[Data records for software interfaces]
☆ ☆ ☆ ☆ ☆ ☆ ☆

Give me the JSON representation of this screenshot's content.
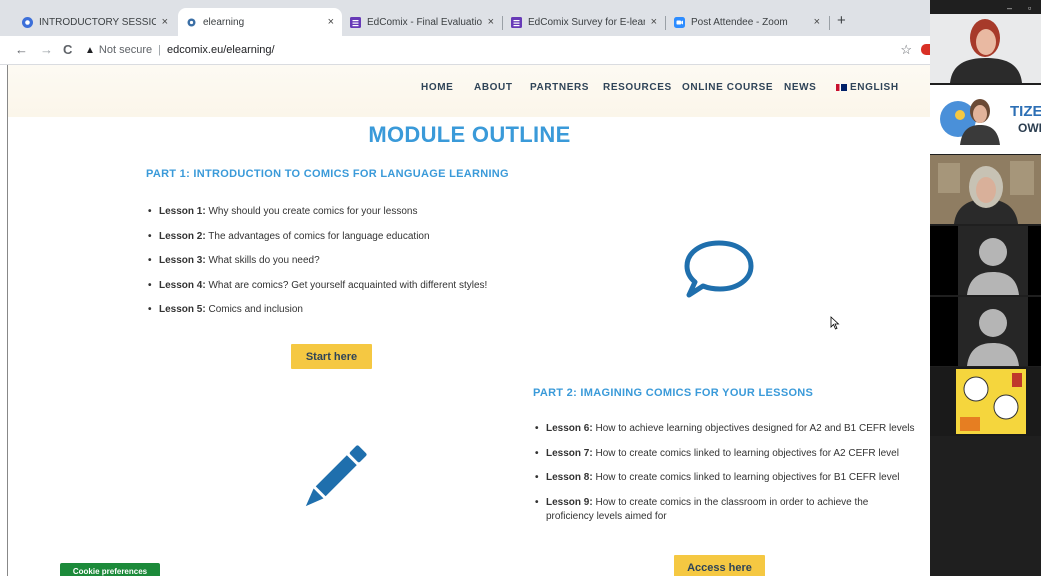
{
  "tabs": [
    {
      "title": "INTRODUCTORY SESSION FOR E",
      "close": "×",
      "active": false,
      "favicon_color": "#3c6fd9"
    },
    {
      "title": "elearning",
      "close": "×",
      "active": true,
      "favicon_color": "#3a6ea5"
    },
    {
      "title": "EdComix - Final Evaluation",
      "close": "×",
      "active": false,
      "favicon_color": "#673ab7"
    },
    {
      "title": "EdComix Survey for E-learning M",
      "close": "×",
      "active": false,
      "favicon_color": "#673ab7"
    },
    {
      "title": "Post Attendee - Zoom",
      "close": "×",
      "active": false,
      "favicon_color": "#2d8cff"
    }
  ],
  "new_tab": "+",
  "address": {
    "warning": "▲",
    "security": "Not secure",
    "separator": "|",
    "url": "edcomix.eu/elearning/"
  },
  "nav": {
    "back": "←",
    "forward": "→",
    "reload": "C",
    "star": "☆"
  },
  "menu": [
    "HOME",
    "ABOUT",
    "PARTNERS",
    "RESOURCES",
    "ONLINE COURSE",
    "NEWS"
  ],
  "language": "ENGLISH",
  "module_title": "MODULE OUTLINE",
  "part1": {
    "title": "PART 1: INTRODUCTION TO COMICS FOR LANGUAGE LEARNING",
    "lessons": [
      {
        "label": "Lesson 1:",
        "text": " Why should you create comics for your lessons"
      },
      {
        "label": "Lesson 2:",
        "text": " The advantages of comics for language education"
      },
      {
        "label": "Lesson 3:",
        "text": " What skills do you need?"
      },
      {
        "label": "Lesson 4:",
        "text": " What are comics? Get yourself acquainted with different styles!"
      },
      {
        "label": "Lesson 5:",
        "text": " Comics and inclusion"
      }
    ],
    "button": "Start here"
  },
  "part2": {
    "title": "PART 2: IMAGINING COMICS FOR YOUR LESSONS",
    "lessons": [
      {
        "label": "Lesson 6:",
        "text": " How to achieve learning objectives designed for A2 and B1 CEFR levels"
      },
      {
        "label": "Lesson 7:",
        "text": " How to create comics linked to learning objectives for A2 CEFR level"
      },
      {
        "label": "Lesson 8:",
        "text": " How to create comics linked to learning objectives for B1 CEFR level"
      },
      {
        "label": "Lesson 9:",
        "text": " How to create comics in the classroom in order to achieve the proficiency levels aimed for"
      }
    ],
    "button": "Access here"
  },
  "cookie": "Cookie preferences",
  "zoom_panel": {
    "minimize": "–",
    "restore": "▫",
    "logo_text_top": "TIZEN",
    "logo_text_bottom": "OWE"
  },
  "colors": {
    "accent": "#3a9ad9",
    "button": "#f5c842",
    "cookie": "#1c8a3a",
    "nav_text": "#2f4458"
  }
}
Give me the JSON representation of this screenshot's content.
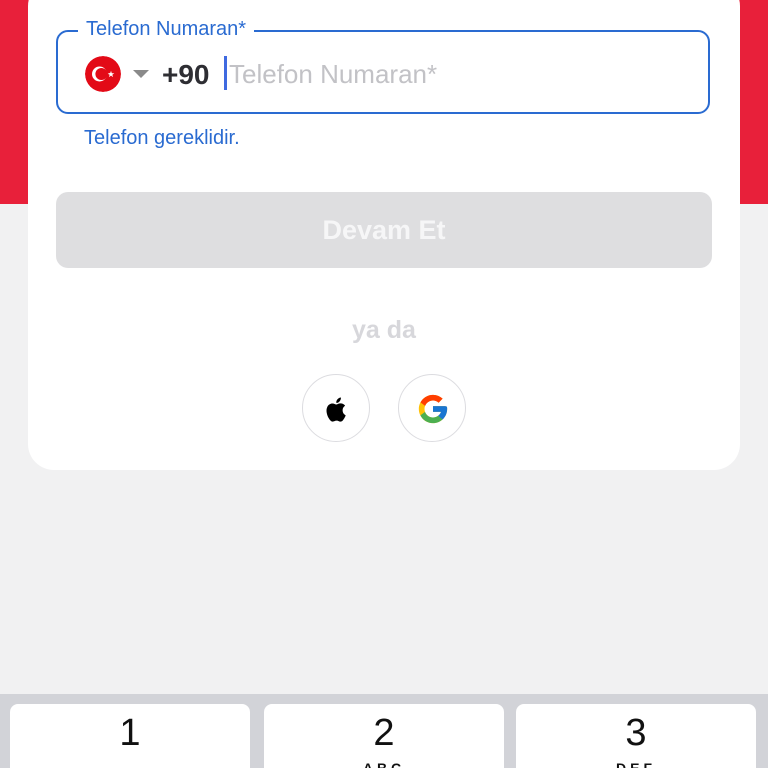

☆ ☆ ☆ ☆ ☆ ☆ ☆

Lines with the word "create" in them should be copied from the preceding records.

## Written solution
        "text": " Why should you create comics for your lessons"
        "text": " How to create comics linked to learning objectives for A2 CEFR level"
        "text": " How to create comics linked to learning objectives for B1 CEFR level"
        "text": " How to create comics in the classroom in order to achieve the proficiency levels aimed for"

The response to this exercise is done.